**What to do**
Whatever lines the data contains, output all of them unchanged.

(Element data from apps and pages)
● ● ● ● ● ● ●

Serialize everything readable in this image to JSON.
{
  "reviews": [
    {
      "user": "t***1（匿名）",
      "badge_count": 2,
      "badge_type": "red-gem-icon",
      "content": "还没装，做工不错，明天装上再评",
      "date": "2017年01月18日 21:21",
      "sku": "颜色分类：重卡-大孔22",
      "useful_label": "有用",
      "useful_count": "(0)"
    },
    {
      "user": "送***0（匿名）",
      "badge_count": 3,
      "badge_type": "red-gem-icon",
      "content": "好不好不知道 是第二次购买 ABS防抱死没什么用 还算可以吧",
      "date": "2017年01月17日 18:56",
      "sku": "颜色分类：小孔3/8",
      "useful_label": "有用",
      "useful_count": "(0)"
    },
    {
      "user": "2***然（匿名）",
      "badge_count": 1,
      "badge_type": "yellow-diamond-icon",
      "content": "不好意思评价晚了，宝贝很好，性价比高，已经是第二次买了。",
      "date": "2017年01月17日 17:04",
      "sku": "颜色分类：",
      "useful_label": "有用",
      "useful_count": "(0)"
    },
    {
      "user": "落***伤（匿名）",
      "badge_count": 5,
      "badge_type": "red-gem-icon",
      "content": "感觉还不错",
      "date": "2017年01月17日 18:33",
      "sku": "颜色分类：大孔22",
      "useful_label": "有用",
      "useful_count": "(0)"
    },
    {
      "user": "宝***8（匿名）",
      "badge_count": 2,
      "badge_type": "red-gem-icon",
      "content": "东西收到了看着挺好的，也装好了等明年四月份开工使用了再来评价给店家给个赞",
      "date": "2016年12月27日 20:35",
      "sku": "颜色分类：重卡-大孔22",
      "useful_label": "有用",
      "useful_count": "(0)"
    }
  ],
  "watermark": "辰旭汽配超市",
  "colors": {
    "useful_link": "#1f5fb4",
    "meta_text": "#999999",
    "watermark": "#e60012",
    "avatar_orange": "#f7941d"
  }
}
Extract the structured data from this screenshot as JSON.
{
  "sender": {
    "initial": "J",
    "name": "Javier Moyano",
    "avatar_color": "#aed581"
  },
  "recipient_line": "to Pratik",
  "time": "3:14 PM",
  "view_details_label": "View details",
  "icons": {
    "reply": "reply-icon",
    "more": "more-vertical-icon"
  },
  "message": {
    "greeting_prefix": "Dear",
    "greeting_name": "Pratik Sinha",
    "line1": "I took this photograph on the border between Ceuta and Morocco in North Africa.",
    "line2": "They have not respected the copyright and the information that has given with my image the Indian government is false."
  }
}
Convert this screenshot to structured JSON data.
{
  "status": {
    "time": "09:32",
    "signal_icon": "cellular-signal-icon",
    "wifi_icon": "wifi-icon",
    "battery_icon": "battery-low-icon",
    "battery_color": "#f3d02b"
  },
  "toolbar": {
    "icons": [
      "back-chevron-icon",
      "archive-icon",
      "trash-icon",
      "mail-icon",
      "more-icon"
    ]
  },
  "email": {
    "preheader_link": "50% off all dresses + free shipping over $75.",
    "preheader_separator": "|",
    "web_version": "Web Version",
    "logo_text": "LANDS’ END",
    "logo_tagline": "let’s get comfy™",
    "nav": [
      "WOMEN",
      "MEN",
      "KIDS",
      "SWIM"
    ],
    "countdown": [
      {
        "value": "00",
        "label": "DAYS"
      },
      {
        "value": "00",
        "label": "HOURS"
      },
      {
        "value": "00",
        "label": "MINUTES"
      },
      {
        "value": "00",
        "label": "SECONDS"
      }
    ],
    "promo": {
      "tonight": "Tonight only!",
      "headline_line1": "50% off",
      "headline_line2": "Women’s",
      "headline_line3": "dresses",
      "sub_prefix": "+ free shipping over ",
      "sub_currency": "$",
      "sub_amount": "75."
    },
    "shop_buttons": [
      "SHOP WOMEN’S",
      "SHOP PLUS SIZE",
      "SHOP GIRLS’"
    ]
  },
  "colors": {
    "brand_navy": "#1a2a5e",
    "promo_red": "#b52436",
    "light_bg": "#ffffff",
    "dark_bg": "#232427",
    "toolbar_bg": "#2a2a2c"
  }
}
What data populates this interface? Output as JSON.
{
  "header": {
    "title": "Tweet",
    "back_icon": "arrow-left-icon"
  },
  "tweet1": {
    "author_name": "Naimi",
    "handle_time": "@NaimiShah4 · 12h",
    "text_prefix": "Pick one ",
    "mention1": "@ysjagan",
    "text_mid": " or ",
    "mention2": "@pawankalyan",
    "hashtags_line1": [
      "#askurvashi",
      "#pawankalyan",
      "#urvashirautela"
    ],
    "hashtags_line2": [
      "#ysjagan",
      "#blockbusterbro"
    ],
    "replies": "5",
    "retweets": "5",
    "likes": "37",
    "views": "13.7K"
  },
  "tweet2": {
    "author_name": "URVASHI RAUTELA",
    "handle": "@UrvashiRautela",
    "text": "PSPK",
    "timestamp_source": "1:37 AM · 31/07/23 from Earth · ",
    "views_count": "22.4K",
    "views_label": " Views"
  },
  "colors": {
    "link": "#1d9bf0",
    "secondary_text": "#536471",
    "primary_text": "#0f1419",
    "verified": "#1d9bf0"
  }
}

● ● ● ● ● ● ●

**Response to this task**
Serialize everything readable in this image to JSON.
{
  "reviews": [
    {
      "user": "t***1（匿名）",
      "badge_count": 2,
      "badge_type": "red-gem-icon",
      "content": "还没装，做工不错，明天装上再评",
      "date": "2017年01月18日 21:21",
      "sku": "颜色分类：重卡-大孔22",
      "useful_label": "有用",
      "useful_count": "(0)"
    },
    {
      "user": "送***0（匿名）",
      "badge_count": 3,
      "badge_type": "red-gem-icon",
      "content": "好不好不知道 是第二次购买 ABS防抱死没什么用 还算可以吧",
      "date": "2017年01月17日 18:56",
      "sku": "颜色分类：小孔3/8",
      "useful_label": "有用",
      "useful_count": "(0)"
    },
    {
      "user": "2***然（匿名）",
      "badge_count": 1,
      "badge_type": "yellow-diamond-icon",
      "content": "不好意思评价晚了，宝贝很好，性价比高，已经是第二次买了。",
      "date": "2017年01月17日 17:04",
      "sku": "颜色分类：",
      "useful_label": "有用",
      "useful_count": "(0)"
    },
    {
      "user": "落***伤（匿名）",
      "badge_count": 5,
      "badge_type": "red-gem-icon",
      "content": "感觉还不错",
      "date": "2017年01月17日 18:33",
      "sku": "颜色分类：大孔22",
      "useful_label": "有用",
      "useful_count": "(0)"
    },
    {
      "user": "宝***8（匿名）",
      "badge_count": 2,
      "badge_type": "red-gem-icon",
      "content": "东西收到了看着挺好的，也装好了等明年四月份开工使用了再来评价给店家给个赞",
      "date": "2016年12月27日 20:35",
      "sku": "颜色分类：重卡-大孔22",
      "useful_label": "有用",
      "useful_count": "(0)"
    }
  ],
  "watermark": "辰旭汽配超市",
  "colors": {
    "useful_link": "#1f5fb4",
    "meta_text": "#999999",
    "watermark": "#e60012",
    "avatar_orange": "#f7941d"
  }
}
Extract the structured data from this screenshot as JSON.
{
  "sender": {
    "initial": "J",
    "name": "Javier Moyano",
    "avatar_color": "#aed581"
  },
  "recipient_line": "to Pratik",
  "time": "3:14 PM",
  "view_details_label": "View details",
  "icons": {
    "reply": "reply-icon",
    "more": "more-vertical-icon"
  },
  "message": {
    "greeting_prefix": "Dear",
    "greeting_name": "Pratik Sinha",
    "line1": "I took this photograph on the border between Ceuta and Morocco in North Africa.",
    "line2": "They have not respected the copyright and the information that has given with my image the Indian government is false."
  }
}
Convert this screenshot to structured JSON data.
{
  "status": {
    "time": "09:32",
    "signal_icon": "cellular-signal-icon",
    "wifi_icon": "wifi-icon",
    "battery_icon": "battery-low-icon",
    "battery_color": "#f3d02b"
  },
  "toolbar": {
    "icons": [
      "back-chevron-icon",
      "archive-icon",
      "trash-icon",
      "mail-icon",
      "more-icon"
    ]
  },
  "email": {
    "preheader_link": "50% off all dresses + free shipping over $75.",
    "preheader_separator": "|",
    "web_version": "Web Version",
    "logo_text": "LANDS’ END",
    "logo_tagline": "let’s get comfy™",
    "nav": [
      "WOMEN",
      "MEN",
      "KIDS",
      "SWIM"
    ],
    "countdown": [
      {
        "value": "00",
        "label": "DAYS"
      },
      {
        "value": "00",
        "label": "HOURS"
      },
      {
        "value": "00",
        "label": "MINUTES"
      },
      {
        "value": "00",
        "label": "SECONDS"
      }
    ],
    "promo": {
      "tonight": "Tonight only!",
      "headline_line1": "50% off",
      "headline_line2": "Women’s",
      "headline_line3": "dresses",
      "sub_prefix": "+ free shipping over ",
      "sub_currency": "$",
      "sub_amount": "75."
    },
    "shop_buttons": [
      "SHOP WOMEN’S",
      "SHOP PLUS SIZE",
      "SHOP GIRLS’"
    ]
  },
  "colors": {
    "brand_navy": "#1a2a5e",
    "promo_red": "#b52436",
    "light_bg": "#ffffff",
    "dark_bg": "#232427",
    "toolbar_bg": "#2a2a2c"
  }
}
What data populates this interface? Output as JSON.
{
  "header": {
    "title": "Tweet",
    "back_icon": "arrow-left-icon"
  },
  "tweet1": {
    "author_name": "Naimi",
    "handle_time": "@NaimiShah4 · 12h",
    "text_prefix": "Pick one ",
    "mention1": "@ysjagan",
    "text_mid": " or ",
    "mention2": "@pawankalyan",
    "hashtags_line1": [
      "#askurvashi",
      "#pawankalyan",
      "#urvashirautela"
    ],
    "hashtags_line2": [
      "#ysjagan",
      "#blockbusterbro"
    ],
    "replies": "5",
    "retweets": "5",
    "likes": "37",
    "views": "13.7K"
  },
  "tweet2": {
    "author_name": "URVASHI RAUTELA",
    "handle": "@UrvashiRautela",
    "text": "PSPK",
    "timestamp_source": "1:37 AM · 31/07/23 from Earth · ",
    "views_count": "22.4K",
    "views_label": " Views"
  },
  "colors": {
    "link": "#1d9bf0",
    "secondary_text": "#536471",
    "primary_text": "#0f1419",
    "verified": "#1d9bf0"
  }
}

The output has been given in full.